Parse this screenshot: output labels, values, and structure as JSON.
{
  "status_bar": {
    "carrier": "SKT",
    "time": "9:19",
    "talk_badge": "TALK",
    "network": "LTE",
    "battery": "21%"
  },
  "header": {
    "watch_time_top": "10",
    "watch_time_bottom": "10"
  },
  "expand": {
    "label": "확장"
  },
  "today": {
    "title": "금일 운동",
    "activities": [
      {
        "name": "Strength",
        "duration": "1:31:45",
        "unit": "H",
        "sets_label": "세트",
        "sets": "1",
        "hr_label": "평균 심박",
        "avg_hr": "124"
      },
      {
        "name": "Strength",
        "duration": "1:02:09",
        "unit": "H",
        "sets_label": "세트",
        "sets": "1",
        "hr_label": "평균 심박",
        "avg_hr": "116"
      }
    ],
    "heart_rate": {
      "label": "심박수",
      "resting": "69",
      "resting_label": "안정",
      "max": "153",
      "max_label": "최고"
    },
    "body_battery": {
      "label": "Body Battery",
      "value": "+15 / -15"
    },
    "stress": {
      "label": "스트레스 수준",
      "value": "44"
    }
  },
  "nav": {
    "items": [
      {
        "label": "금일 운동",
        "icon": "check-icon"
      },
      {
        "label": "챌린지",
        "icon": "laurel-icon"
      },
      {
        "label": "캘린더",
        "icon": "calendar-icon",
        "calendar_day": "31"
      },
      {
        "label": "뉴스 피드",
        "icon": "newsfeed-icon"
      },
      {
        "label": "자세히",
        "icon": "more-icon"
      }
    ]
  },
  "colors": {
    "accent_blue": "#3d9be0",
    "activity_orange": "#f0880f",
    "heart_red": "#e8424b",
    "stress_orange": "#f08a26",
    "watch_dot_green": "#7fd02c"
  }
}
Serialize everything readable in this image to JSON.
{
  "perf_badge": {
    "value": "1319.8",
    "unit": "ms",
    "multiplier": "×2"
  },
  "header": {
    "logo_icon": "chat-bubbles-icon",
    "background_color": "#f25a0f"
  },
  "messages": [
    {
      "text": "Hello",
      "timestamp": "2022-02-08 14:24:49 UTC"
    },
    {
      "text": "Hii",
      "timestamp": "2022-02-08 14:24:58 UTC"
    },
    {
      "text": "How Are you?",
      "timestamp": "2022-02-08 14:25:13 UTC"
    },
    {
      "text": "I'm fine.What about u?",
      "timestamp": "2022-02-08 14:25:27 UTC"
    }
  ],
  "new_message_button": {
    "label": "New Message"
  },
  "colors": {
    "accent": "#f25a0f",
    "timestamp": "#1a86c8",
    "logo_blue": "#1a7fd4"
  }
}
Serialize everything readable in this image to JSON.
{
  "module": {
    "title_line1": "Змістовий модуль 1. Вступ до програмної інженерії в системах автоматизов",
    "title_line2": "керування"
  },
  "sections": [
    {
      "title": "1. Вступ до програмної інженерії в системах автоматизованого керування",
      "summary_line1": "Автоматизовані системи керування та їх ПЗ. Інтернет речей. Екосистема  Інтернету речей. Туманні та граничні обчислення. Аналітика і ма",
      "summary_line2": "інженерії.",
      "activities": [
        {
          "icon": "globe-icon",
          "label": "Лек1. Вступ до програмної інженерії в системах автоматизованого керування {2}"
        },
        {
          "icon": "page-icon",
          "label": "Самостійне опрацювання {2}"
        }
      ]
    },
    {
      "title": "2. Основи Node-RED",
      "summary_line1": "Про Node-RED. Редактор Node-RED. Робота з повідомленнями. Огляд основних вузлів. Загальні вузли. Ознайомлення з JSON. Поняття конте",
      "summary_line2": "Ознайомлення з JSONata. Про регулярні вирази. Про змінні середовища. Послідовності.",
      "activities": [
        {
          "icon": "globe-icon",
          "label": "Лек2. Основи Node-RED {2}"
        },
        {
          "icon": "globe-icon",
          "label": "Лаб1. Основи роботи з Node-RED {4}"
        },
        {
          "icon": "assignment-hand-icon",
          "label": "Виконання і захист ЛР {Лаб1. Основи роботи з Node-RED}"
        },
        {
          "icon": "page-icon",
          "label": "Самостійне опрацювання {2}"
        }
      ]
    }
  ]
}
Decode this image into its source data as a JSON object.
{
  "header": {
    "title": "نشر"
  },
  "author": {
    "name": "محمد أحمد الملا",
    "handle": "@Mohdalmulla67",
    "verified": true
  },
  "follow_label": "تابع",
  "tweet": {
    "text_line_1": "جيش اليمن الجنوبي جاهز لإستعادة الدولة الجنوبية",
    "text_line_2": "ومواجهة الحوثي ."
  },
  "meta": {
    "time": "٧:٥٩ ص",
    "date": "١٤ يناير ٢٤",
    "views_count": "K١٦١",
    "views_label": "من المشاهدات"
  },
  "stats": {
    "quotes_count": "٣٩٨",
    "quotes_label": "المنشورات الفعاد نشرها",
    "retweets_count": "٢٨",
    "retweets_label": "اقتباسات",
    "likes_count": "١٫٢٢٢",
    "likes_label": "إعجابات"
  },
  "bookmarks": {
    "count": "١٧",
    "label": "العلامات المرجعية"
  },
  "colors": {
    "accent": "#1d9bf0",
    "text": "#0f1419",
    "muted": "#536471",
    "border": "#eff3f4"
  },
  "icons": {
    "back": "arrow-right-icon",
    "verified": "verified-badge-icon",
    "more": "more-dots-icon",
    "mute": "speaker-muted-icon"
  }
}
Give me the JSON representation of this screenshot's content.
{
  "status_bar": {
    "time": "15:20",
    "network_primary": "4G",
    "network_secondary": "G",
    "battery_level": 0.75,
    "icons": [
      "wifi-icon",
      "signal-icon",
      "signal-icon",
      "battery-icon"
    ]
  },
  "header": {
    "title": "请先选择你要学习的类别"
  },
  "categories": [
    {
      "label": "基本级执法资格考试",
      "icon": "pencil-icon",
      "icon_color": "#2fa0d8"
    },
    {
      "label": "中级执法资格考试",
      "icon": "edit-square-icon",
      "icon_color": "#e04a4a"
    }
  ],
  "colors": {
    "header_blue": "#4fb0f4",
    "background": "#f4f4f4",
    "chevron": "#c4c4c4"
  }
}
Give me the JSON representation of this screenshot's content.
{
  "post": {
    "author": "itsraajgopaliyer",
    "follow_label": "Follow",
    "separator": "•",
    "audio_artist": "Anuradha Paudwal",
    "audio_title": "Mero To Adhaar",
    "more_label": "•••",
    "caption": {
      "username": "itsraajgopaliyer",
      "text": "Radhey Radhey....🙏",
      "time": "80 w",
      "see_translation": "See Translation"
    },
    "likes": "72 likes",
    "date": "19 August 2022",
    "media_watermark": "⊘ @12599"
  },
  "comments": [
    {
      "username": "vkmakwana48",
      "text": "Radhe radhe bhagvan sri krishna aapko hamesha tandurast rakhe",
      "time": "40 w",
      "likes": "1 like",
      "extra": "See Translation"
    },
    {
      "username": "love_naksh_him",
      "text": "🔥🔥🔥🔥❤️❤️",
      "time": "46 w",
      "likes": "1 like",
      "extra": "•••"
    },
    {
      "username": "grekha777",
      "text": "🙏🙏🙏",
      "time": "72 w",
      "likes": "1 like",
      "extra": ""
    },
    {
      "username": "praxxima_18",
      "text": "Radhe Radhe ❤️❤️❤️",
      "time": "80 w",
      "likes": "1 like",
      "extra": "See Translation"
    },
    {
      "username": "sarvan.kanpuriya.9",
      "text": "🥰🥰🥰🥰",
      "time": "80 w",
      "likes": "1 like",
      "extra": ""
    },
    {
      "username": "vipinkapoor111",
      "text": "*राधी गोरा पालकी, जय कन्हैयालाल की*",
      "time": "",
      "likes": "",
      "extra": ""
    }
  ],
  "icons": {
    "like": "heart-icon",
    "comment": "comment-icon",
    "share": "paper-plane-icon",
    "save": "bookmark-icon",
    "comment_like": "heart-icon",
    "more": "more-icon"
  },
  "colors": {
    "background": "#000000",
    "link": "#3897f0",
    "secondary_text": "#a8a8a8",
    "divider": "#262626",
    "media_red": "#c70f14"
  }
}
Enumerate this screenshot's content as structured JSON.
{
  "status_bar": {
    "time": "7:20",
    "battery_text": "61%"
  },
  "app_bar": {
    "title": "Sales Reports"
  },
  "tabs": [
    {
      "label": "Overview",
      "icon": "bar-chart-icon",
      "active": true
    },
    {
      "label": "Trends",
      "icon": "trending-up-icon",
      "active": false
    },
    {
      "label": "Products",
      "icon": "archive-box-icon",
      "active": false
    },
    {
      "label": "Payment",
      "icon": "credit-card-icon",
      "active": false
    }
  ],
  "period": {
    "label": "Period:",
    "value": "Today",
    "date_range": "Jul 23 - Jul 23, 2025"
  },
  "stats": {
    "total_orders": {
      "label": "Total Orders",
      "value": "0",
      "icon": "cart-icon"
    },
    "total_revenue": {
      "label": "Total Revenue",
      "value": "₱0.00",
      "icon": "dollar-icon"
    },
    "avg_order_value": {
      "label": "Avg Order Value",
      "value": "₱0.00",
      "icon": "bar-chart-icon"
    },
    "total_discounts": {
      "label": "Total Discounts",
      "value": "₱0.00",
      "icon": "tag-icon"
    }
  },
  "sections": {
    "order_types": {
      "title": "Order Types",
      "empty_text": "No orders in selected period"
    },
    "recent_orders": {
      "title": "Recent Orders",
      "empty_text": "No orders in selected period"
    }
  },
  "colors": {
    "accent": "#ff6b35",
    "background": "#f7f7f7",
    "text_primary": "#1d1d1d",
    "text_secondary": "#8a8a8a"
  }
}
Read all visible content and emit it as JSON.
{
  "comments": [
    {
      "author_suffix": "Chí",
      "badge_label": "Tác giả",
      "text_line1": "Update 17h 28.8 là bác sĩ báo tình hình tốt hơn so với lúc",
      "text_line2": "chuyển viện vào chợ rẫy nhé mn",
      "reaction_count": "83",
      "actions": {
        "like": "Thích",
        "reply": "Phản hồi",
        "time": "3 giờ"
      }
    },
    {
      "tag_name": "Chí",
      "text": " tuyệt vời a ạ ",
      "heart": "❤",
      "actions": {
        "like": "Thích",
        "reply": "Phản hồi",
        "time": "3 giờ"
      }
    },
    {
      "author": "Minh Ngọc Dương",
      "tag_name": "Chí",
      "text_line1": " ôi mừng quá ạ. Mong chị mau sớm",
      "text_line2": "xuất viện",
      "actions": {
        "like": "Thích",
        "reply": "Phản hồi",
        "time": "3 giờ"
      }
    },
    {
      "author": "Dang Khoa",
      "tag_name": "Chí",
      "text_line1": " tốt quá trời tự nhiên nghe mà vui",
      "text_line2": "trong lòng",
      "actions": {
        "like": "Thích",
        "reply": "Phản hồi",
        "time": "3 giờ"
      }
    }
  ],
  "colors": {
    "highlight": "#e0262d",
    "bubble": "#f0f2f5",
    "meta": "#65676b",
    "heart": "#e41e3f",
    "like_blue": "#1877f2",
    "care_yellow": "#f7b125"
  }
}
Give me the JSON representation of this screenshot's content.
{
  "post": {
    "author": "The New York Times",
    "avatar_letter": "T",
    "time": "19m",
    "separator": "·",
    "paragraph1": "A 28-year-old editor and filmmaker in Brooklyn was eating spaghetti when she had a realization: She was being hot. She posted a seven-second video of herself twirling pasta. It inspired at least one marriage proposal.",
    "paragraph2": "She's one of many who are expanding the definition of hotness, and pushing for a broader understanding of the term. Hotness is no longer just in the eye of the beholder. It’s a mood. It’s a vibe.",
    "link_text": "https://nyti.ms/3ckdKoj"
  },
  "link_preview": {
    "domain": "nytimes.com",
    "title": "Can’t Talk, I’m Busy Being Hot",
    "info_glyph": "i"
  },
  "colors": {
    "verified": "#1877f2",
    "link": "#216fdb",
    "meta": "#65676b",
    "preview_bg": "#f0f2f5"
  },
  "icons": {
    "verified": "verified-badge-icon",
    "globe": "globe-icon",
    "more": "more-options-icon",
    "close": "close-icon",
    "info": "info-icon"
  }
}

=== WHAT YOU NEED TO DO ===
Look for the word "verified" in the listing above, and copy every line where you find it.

=== TASK ANSWER ===
    "verified": true
    "verified": "verified-badge-icon",
    "verified": "#1877f2",
    "verified": "verified-badge-icon",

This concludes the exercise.